Perry's first Journey album "Infinity" turned out to be Dunbar's last. He departed, landing with Jefferson Starship. "Infinity" contained "Wheel In The Sky" and launched Journey on a two-year tour.
With Perry, Journey developed a mainstream pop/Rock sound. But the arrival of Jonathan Cain (ex-Baby's), who replaced Rollie on keyboards, completed the transition to corporate Rock. "Escape" with the ballad "Who's Crying Now" was a huge hit.
In true corporate Rock fashion, the guitar didn't come into "Who's Crying Now" until the end. All the "adult" radio stations could dump out of it before the guitar while the "Rock" stations could justify playing it because of the guitar. Great marketing.
The group did have its moments with "Anyway You Want It," "Don't Stop Believin'," and "Wheel In The Sky." While they scored with several ballads their best, "Still They Ride," stiffed. Go figure.
With only two original members (Schon and Valory), though Cain had been in the band since the glory days, Journey released "Revelations" in '08, their first album with vocalist Arnel Pineda. After burning through a couple post-Perry singers, Schon discovered Pineda fronting a Journey tribute band on YouTube.
"Revelations" sold 105,000 copies its first week to land at #5 on the Billboard 200 Album Chart. The single "After All These Years" made an impact on the Adult Contemporary (AC) radio chart where Journey had always been strong.
Five years down the road, Schon was inducted into the Oklahoma Music Hall of Fame. He was born at Tinker Air force Base, outside of Oklahoma City. Also in '13, Schon wed Michaela Salahi in a pay-per-view event on TMZ. Seriously?
The next year, the guitarist released a solo album titled, "So U." The set had contributions from bassist Marco Mendoza (Black Star Rider), drummer Deen Castronovo (Journey), Mark Mendoza (Thin Lizzy) and Jack Blades (Damn Yankees).
But despite "Serenity," the album's lead track, going to #3 on the Rock Radio Chart it was Perry who garnered the most attention when he sang with the Eels, an Indie Band, at the Fitzgerald Theater in Minneapolis over the Memorial Weekend. They performed Journey hits "Open Arms" and "Lovin' Touchin' Squeezin'" plus the Eels "It's a Motherfucker."

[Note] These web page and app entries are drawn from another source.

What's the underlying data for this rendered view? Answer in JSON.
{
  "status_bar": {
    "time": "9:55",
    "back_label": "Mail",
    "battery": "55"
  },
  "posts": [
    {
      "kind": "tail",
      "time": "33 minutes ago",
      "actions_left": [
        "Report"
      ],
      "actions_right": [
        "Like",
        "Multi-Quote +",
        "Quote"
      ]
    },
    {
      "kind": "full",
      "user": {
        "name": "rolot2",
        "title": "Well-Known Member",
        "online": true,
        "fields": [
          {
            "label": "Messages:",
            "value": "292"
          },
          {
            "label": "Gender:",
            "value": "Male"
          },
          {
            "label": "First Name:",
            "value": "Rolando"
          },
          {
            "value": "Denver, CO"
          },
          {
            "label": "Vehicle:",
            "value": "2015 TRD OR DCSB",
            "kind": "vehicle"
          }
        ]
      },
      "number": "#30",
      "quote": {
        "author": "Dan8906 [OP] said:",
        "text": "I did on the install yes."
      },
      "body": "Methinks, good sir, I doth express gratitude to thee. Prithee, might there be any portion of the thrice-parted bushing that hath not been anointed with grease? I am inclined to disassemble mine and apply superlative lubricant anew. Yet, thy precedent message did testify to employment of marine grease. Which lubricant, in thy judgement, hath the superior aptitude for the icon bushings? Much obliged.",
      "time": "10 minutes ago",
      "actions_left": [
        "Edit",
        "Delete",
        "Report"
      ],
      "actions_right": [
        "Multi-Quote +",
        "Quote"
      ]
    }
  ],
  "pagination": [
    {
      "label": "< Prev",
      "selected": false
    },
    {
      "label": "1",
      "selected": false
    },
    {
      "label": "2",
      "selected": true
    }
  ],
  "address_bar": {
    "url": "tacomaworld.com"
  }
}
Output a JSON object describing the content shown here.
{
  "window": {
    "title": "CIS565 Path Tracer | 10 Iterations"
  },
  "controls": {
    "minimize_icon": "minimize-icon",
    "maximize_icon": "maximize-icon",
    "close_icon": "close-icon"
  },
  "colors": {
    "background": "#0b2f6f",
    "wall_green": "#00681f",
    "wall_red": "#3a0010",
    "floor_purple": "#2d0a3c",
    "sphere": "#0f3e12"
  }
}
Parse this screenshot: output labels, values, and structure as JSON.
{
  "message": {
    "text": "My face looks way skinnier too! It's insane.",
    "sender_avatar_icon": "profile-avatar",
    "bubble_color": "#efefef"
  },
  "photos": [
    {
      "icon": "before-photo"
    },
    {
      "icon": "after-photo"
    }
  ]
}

It turned out E and Perry had a long friendship and it was Perry's idea to make a guest appearance featuring songs he hadn't touched in 18 years. Less than a week later, Perry made an encore at the Eels Washington, D.C. show at the Lincoln Theatre. For that appearance they added a cover of Sam Cooke's "Only Sixteen."
Upon hearing of Perry's return to the stage, Pineda suggested he rejoin Journey.
1976 Look into the Future
1980 Dream, After Dream (film soundtrack)
1986 Raised On Radio
1996 Trial By Fire
2002 Red 13 (EP)
"Escape" is the Journey's mega-selling album. Overall, it may be their best. "Greatest Hits" captures Journey's essence. If you want more, it's there with "Time 3," a box set.